WHAT YOU WILL DO → State how many lines in the following entries contain the word "Convert". No other output.

Records from a collection:

◆ ◆ ◆

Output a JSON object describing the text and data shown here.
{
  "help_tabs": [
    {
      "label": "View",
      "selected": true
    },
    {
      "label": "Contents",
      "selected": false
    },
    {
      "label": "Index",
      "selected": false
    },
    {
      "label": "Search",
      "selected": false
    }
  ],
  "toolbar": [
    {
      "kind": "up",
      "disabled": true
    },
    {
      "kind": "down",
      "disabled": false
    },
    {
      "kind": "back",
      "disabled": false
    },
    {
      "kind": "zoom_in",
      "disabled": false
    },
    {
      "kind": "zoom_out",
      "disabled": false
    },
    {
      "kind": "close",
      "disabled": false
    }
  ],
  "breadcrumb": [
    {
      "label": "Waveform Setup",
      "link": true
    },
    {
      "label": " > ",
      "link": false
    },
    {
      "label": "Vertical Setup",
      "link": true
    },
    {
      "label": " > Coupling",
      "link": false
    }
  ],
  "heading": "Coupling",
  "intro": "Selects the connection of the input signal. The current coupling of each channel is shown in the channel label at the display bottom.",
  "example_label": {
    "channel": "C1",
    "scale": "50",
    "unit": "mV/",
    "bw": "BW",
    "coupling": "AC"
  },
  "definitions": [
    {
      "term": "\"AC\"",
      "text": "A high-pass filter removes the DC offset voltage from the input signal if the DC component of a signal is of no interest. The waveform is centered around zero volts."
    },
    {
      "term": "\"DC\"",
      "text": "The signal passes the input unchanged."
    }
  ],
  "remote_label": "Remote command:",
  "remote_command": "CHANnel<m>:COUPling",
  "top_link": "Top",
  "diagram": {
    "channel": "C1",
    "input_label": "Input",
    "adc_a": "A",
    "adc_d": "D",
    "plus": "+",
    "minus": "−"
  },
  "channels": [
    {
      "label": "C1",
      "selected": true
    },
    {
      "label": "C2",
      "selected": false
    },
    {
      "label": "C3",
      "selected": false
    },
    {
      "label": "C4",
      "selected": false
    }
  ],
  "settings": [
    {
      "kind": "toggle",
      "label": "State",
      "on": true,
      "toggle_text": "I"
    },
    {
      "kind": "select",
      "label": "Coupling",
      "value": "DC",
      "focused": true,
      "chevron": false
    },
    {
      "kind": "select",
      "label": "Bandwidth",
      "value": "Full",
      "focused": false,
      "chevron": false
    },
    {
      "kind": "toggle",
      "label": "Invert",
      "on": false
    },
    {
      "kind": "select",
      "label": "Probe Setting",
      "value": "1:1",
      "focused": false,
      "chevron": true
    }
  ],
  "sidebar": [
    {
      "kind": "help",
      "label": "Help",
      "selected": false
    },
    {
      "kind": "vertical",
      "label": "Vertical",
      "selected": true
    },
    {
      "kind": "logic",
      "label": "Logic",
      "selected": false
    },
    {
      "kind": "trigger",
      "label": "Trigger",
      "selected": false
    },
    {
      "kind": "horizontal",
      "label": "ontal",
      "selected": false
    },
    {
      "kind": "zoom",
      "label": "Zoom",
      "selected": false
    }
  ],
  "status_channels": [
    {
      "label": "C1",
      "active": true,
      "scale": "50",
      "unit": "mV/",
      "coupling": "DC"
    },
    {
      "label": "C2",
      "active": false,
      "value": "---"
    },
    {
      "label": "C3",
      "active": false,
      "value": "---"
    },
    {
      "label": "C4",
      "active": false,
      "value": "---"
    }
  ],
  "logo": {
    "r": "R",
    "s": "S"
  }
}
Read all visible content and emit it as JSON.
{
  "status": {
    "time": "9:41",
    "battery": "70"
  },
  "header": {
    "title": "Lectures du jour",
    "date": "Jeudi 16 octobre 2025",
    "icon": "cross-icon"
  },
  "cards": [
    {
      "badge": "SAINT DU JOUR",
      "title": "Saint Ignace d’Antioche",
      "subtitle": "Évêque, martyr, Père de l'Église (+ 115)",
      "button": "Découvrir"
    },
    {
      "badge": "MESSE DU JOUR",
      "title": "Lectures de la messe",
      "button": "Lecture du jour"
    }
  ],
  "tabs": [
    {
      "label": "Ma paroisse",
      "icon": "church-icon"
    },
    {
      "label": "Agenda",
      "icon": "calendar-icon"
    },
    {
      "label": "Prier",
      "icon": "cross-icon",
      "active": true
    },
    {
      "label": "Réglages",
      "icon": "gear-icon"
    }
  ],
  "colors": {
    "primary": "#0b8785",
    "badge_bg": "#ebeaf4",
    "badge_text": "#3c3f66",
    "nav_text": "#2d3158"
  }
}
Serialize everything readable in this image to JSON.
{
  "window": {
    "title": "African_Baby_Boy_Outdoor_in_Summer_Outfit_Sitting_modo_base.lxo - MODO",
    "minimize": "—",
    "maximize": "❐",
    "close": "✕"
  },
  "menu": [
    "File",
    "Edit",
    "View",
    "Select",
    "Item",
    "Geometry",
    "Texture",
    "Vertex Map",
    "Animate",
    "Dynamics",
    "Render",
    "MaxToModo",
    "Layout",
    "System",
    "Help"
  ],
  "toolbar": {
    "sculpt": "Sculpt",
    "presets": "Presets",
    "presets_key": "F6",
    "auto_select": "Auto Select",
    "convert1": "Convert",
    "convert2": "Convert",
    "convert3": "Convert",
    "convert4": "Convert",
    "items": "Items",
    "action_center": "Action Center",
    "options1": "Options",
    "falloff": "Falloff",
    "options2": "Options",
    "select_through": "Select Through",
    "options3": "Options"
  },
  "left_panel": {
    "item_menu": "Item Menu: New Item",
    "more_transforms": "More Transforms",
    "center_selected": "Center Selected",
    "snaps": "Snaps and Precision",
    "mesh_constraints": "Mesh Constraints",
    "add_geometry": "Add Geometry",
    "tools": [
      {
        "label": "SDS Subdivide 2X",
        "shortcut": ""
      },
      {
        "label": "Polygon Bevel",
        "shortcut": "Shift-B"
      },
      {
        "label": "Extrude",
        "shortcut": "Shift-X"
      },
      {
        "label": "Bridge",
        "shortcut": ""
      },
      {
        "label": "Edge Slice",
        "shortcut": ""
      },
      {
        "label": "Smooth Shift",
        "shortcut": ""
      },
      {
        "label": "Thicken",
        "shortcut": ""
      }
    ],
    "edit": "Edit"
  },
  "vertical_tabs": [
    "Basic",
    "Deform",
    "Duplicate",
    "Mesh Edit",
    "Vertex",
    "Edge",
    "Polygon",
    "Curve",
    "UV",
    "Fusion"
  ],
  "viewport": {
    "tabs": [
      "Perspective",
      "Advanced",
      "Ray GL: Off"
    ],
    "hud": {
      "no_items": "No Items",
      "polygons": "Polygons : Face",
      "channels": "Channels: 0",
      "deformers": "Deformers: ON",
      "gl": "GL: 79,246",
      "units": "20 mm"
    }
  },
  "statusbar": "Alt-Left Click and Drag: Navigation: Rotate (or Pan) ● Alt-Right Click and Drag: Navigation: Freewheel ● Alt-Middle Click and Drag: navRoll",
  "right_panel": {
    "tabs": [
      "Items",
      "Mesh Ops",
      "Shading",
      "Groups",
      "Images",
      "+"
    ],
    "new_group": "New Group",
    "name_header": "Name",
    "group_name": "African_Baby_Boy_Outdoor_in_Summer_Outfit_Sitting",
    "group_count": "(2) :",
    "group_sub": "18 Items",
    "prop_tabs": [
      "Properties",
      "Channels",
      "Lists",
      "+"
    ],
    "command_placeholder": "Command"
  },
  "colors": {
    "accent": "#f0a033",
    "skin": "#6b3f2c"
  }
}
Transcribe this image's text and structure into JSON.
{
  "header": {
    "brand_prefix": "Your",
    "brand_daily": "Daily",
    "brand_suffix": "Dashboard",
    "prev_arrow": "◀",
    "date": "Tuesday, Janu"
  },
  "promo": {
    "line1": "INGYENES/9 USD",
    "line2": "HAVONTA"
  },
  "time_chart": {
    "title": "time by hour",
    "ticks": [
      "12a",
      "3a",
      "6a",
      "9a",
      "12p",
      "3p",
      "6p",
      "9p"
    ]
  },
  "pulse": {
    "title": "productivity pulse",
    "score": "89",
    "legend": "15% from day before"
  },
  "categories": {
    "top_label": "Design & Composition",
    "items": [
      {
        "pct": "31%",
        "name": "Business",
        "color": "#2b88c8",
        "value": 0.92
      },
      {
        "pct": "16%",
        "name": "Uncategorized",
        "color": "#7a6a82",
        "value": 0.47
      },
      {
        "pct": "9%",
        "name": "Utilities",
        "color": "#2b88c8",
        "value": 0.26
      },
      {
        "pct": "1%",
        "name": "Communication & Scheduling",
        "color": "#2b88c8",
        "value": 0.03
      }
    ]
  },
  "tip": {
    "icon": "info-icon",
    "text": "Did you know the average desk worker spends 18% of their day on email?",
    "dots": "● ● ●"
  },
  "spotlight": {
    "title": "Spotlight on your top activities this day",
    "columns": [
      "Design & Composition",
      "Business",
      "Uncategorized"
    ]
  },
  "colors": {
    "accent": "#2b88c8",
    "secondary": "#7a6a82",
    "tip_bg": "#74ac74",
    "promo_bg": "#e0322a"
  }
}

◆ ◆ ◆

SOLVED EXERCISE → 4